At a glance
We've been studying our planet and its place in the universe since 1904.
The curiosity, creativity, and ingenuity of our more than 40 Staff Scientists, Research Scientists, and Technical Support Staff form the cornerstone of our outsized scientific impact.
A rigorous postdoctoral program provides a launchpad for the next generation of scientific leaders. We are proud of their successes in academia, industry, and government. We continue to collaborate with many of our alumni.
A tale of two departments
In 2020, two historic departments merged to form the Earth and Planets Laboratory.
The Department of Terrestrial Magnetism was established in 1904 to build the first complete map of Earth's magnetic field. The Geophysical Laboratory was established in 1905 as a center for experimental investigations of rocks and minerals and the physics and chemistry of the Earth’s interior.
Scientists at both departments pushed the boundaries of their fields—exploring new scientific questions and developing brand-new areas of research along the way. Over time, our research expanded to include astronomy, experimental petrology, seismology, geodynamics, data science, cosmochemistry, material science, astrobiology, and more.
Learn more about our history
Our research today
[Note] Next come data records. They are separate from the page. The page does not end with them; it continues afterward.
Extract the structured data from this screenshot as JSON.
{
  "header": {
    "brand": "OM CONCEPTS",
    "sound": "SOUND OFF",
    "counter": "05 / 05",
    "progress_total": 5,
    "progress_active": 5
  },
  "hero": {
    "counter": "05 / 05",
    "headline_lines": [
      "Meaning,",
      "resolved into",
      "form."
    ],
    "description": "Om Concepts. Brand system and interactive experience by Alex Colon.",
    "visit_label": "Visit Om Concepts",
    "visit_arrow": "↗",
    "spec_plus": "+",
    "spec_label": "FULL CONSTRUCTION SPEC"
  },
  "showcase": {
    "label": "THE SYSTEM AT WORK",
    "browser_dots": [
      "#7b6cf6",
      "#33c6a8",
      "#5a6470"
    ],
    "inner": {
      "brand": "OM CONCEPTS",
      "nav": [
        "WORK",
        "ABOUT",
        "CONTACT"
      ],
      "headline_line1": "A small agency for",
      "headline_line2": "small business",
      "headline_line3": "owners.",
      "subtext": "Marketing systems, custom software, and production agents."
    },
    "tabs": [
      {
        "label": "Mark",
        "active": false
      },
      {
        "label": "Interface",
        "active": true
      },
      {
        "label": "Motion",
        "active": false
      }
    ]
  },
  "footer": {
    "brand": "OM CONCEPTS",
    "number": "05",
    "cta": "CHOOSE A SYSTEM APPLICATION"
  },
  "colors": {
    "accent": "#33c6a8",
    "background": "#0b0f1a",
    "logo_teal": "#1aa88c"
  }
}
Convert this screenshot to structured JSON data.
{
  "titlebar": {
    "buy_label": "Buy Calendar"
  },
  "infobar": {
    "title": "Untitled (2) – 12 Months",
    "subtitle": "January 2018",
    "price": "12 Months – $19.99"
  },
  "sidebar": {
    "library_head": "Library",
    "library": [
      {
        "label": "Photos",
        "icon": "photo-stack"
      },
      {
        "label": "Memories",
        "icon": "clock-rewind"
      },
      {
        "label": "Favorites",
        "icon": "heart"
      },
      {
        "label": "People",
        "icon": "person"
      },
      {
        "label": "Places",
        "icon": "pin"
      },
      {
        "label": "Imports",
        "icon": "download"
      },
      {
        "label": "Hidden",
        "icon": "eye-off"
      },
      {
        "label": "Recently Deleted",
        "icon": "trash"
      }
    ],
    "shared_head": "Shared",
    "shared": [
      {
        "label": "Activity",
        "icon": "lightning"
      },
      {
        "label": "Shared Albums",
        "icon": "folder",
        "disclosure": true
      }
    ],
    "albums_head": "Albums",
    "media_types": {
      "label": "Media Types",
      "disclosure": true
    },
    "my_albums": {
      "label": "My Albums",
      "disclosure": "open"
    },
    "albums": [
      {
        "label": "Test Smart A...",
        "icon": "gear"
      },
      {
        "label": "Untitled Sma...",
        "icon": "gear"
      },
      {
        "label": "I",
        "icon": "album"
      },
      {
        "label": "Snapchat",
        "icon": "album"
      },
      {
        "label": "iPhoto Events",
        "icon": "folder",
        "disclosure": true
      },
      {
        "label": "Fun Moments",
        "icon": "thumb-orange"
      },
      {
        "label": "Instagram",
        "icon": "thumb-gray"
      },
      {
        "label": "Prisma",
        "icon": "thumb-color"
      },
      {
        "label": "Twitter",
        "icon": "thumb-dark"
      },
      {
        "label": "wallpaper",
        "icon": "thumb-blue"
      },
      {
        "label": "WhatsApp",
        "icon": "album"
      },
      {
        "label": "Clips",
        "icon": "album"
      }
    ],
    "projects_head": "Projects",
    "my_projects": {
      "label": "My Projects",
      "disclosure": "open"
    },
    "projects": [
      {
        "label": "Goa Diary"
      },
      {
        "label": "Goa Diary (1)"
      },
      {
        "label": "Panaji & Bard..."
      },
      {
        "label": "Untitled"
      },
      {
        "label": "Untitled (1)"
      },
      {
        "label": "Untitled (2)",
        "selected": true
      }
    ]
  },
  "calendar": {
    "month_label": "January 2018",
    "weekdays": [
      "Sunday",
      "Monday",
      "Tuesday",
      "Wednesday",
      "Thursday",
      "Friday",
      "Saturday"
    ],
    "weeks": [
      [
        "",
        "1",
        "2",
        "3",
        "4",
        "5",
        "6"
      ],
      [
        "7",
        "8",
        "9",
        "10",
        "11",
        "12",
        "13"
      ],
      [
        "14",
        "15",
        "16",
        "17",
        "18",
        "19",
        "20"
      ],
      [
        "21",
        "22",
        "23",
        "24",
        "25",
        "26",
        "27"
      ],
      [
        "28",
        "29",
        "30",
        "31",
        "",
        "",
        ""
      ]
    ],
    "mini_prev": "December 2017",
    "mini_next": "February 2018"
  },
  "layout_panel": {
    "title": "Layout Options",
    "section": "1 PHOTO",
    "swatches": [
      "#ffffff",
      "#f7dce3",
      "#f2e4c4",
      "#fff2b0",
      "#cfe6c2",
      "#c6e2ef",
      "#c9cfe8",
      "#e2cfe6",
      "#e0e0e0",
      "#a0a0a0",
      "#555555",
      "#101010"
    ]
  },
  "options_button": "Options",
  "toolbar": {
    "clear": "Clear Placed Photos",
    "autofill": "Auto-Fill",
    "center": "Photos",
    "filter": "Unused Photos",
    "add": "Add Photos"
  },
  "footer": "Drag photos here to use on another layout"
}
Science at the Earth and Planets Laboratory has evolved to reflect the growing multidisciplinary nature of the Earth, planetary, and astronomical sciences. However, our historic goal—understanding our planet and its place in the cosmos—remains a compelling beacon.
Today, we discover new worlds, probe our planet's dynamic interior, and seek to understand what Earth's formation and evolution can tell us about the conditions that allowed life to thrive here—informing the search for habitable planets and exoplanets and life beyond our Solar System.
Our research areas:
- Astronomy and Astrophysics
- Astrobiology and Geobiology
- Geophysics and Geodynamics
- Geochemistry and Cosmochemistry
- Petrology and Mineral Physics
- Extreme Materials
Discovery and innovation
Our pursuit of answers to some of humanity's biggest questions—fueled by our scientists' curiosity, intellect, and creativity—has resulted in major discoveries over the last hundred years. Some breakthroughs include the first lab-created pressures upward of two Megabars, the confirmation of the first exoplanets, and Vera Rubin’s historical proof of the existence of dark matter.
Carnegie's unique approach has also fostered new research fields and brought unexpected benefits to society, including the harnessing of radar and the development of the proximity fuze, the technology that led to Pyrex ® glass, and the technique used to create large Chemical Vapor Deposition diamonds.
The Carnegie approach
Andrew Carnegie founded the Carnegie Institution for Science in 1902 as a home for world-transforming scientific discoveries. Today, Carnegie Science’s mission—to advance the investigation, research, and discovery, and apply that knowledge to the improvement of humankind—is more urgent than ever. An independent research institution, we provide our scientists with the flexibility to follow their discoveries, seize opportunities, and define new fields of investigation. Our researchers continue to ask and answer compelling questions where we have the expertise, the leadership to mobilize the international research community, and the vision to transform our understanding.Learn more about Carnegie Science
Over the past century, we've cultivated a vibrant community of collaboration that allows us to pursue our wildest ideas.
The Earth and Planets Laboratory (EPL) is located on the Broad Branch Road campus (BBR) in Northwest Washington, DC.
From our world to the edge of the universe, our scientists ask and answer humanity's biggest questions.